    It is suggested that the task of closing the Library curtains during the WE be passed to SWC, as they will become the most numerous users of the Admin building.


    The third TIO will either

    It should be noted that if the 3rd TIO is needed for on-line work, this has priority on any background task. For instance, if he is needed for urgent trouble shooting, problem solving, or to ensure the day/night transition, he should stop his background activities.


    They participate to maintenance plan, and on-line operation. Most of their time should be devoted to configuration control and operation developments, as described above



    The table below summarizes the operation and background tasks of the various members of SciOp

    Operation Engineers
    Day TIO
    Night TIO
    Background TIO
    OpAs Fellow)
    Head of Department

    Deputy to Head of SciOp 

    Operation Management

    Configuration Control

    Operational Tools Development (OPS)

    OTM/MTM templates maintenance

    Projects and Commissioning

    Maintenance Plan Control

    Technical Document WebMaster


    Day Coverage

    Night Technical Support

    Day-to-Day Telescope Coordination and Configuration Control

    Weekly Report

    Instruments Setups

    Detector refilling


    Instruments Calibrations

    Performance Monitoring


    Daily Startup

    Overlap Night Operation

    Telescopes and Instruments Night operation and Safety

    Night Report Submitting

    Carryout Service Observing

    Make Users Happy

    Be the SciOp Face projection


    Assist Instruments Scientist

    Perform Instrument Calibrations regarding the data Quality Control and Calibration Plan needs

    Installation and Setup Procedure definitions and Check List maintenance

    Instrument technical web page maintenance

    Commissioning of new features

    Instrument Metric and Configuration Control

    Science Support Deputy

    Supporting visiting/service astronomers

    Service Observations (SM, ToO, DDT, etc.)

    Tel&Inst performance monitoring

    Instrument Scientist

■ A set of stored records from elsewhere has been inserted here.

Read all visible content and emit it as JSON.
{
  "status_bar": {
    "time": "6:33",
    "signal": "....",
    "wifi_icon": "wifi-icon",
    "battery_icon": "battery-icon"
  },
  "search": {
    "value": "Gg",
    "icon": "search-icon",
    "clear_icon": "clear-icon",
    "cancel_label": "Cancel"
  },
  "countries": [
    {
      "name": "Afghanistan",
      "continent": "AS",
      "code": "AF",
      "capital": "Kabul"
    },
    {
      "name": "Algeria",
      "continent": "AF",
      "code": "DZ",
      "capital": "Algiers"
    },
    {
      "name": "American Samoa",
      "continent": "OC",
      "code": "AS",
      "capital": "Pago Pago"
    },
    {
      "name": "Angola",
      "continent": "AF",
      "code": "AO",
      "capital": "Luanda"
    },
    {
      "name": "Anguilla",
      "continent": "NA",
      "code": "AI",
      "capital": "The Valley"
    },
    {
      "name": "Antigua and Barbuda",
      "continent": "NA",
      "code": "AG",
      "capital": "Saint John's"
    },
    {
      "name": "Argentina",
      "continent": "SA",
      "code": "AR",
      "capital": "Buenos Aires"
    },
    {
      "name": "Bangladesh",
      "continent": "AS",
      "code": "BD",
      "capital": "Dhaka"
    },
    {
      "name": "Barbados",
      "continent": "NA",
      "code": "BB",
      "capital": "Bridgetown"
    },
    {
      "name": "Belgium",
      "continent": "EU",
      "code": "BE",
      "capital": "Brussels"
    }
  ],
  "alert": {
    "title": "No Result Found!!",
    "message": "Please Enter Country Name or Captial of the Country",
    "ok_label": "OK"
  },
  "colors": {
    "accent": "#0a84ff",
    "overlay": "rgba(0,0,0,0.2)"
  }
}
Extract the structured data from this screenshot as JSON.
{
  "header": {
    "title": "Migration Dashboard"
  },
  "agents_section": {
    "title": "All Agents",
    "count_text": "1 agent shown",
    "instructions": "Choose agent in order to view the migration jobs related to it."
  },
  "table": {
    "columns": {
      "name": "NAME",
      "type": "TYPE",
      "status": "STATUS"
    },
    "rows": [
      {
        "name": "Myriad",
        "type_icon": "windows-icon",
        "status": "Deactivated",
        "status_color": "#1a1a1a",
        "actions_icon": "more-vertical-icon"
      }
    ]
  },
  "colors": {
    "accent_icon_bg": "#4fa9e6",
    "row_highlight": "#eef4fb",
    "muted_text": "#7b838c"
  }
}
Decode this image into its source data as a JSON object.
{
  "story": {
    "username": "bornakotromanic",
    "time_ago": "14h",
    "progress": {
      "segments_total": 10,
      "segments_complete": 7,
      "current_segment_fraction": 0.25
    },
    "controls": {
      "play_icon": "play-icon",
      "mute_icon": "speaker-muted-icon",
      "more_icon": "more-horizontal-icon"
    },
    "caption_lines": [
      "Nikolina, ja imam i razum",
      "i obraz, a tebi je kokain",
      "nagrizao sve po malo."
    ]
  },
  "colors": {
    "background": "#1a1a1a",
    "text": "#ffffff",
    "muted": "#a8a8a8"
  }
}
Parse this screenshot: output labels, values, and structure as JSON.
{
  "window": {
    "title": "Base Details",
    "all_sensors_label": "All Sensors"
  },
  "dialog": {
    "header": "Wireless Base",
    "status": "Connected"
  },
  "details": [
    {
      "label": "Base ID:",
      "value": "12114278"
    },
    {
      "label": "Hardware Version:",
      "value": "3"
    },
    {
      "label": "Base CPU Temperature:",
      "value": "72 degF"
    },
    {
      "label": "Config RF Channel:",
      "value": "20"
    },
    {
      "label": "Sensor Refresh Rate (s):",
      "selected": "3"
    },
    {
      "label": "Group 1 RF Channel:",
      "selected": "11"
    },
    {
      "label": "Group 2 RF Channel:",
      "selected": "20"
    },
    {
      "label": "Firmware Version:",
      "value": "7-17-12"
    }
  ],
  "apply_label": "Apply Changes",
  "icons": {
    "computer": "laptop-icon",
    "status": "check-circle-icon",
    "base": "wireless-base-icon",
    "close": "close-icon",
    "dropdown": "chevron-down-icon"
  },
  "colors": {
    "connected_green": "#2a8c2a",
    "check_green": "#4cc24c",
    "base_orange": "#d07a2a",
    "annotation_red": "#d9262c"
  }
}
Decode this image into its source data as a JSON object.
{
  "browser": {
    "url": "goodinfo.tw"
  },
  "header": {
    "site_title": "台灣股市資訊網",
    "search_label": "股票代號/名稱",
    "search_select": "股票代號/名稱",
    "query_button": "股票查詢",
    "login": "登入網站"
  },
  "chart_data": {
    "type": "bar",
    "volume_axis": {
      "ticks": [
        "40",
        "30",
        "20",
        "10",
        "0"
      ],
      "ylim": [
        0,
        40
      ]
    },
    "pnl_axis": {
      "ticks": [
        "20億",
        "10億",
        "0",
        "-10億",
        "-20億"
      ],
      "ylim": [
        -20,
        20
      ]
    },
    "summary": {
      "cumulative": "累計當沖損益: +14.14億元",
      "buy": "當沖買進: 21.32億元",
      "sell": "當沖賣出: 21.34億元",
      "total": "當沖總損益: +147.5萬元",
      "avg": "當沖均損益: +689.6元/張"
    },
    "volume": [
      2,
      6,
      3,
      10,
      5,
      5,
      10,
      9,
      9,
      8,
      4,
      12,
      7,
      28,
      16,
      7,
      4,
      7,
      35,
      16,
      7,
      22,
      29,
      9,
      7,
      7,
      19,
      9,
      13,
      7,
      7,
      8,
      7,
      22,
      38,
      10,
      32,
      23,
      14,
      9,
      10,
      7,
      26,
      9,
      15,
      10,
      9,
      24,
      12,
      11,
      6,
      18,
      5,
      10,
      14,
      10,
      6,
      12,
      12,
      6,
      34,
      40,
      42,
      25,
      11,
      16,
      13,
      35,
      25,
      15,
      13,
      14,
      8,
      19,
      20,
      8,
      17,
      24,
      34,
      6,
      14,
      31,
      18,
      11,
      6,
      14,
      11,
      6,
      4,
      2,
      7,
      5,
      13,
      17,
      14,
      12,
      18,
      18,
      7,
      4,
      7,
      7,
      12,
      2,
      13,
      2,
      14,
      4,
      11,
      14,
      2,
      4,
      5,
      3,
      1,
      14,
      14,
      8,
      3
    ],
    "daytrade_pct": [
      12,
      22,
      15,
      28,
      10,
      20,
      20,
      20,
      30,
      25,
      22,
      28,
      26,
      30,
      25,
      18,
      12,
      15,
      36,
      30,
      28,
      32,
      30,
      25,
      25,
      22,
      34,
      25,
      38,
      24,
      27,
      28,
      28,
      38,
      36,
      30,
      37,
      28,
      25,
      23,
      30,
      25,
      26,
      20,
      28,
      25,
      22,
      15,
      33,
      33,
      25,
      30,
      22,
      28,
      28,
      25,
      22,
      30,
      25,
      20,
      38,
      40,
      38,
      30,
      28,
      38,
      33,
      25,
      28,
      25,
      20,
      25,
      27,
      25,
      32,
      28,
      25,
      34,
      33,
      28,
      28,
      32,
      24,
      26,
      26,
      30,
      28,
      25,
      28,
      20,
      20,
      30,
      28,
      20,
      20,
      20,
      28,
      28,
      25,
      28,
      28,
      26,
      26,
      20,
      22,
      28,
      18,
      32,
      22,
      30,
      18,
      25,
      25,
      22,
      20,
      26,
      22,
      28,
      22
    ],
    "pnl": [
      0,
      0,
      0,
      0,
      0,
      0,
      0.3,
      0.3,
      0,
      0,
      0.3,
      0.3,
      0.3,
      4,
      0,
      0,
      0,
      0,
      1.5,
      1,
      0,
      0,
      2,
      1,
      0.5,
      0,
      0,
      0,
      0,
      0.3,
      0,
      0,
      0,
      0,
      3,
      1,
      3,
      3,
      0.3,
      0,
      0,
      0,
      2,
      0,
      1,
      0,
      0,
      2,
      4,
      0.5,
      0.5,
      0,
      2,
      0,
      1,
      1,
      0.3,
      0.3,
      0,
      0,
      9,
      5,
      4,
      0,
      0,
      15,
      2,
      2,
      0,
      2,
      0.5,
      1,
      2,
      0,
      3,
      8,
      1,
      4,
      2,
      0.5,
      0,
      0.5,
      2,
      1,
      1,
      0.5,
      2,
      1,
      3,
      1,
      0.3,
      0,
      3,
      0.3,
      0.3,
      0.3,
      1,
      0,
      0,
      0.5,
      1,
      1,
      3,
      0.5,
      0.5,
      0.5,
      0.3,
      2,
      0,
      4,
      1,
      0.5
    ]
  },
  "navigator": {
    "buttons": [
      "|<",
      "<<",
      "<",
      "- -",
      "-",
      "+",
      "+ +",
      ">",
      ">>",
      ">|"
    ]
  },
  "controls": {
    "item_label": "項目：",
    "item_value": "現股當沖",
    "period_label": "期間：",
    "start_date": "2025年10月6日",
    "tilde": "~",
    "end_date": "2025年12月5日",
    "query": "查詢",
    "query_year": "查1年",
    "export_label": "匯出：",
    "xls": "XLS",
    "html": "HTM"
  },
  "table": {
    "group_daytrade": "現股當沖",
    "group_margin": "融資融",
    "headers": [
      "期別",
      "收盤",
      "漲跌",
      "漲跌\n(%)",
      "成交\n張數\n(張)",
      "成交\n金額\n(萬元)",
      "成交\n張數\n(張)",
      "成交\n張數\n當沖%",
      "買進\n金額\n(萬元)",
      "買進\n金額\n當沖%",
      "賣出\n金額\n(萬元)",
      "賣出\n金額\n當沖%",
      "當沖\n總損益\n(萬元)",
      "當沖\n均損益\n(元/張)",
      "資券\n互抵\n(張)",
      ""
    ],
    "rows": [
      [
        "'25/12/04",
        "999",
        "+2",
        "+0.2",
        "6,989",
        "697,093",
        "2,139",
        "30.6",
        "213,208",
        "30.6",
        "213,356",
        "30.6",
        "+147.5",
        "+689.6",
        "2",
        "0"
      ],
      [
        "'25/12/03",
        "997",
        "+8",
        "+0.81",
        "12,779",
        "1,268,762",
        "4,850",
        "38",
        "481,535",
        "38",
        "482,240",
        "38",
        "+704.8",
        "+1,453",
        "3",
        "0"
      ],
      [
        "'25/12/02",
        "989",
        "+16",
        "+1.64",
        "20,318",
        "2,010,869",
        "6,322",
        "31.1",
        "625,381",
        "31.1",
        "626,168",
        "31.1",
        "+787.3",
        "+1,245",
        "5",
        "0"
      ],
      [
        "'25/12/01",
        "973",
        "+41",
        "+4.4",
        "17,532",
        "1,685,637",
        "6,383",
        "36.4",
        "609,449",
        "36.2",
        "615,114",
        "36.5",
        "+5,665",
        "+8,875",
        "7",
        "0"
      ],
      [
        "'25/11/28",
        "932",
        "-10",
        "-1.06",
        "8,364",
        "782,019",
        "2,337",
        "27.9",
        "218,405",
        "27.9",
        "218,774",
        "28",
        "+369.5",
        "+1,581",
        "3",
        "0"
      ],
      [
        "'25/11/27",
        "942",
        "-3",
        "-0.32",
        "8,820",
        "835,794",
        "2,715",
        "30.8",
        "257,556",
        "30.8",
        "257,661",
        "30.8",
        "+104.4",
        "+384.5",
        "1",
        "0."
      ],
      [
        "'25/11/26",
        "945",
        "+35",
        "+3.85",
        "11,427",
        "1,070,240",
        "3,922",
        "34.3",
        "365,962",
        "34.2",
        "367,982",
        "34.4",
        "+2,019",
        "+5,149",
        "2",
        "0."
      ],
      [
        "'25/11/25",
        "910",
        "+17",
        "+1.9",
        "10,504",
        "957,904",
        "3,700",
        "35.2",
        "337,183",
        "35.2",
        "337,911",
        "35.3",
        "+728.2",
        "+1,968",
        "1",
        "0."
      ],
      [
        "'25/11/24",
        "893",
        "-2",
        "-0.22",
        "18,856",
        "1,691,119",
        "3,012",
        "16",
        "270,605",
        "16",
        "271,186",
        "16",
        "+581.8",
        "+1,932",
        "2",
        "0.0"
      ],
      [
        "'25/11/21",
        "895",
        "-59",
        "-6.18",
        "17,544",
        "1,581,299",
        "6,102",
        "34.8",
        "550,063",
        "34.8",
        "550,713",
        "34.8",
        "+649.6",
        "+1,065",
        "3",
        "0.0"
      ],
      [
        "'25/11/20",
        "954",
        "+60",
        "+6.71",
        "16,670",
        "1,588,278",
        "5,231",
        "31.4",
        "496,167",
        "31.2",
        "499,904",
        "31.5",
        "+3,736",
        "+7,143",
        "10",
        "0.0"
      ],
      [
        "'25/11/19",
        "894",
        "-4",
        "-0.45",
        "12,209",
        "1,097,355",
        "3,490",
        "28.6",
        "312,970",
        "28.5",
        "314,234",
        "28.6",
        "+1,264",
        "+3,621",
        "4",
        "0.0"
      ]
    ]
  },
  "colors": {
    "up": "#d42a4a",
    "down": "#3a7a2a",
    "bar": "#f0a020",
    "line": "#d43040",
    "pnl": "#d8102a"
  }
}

    Create and maintain User's Manuals

    Develop Pipelines and Data quality controls

    Train Instrument TIO


    Management and administrative tasks, described in LSO-SPE-ESO-00100-0004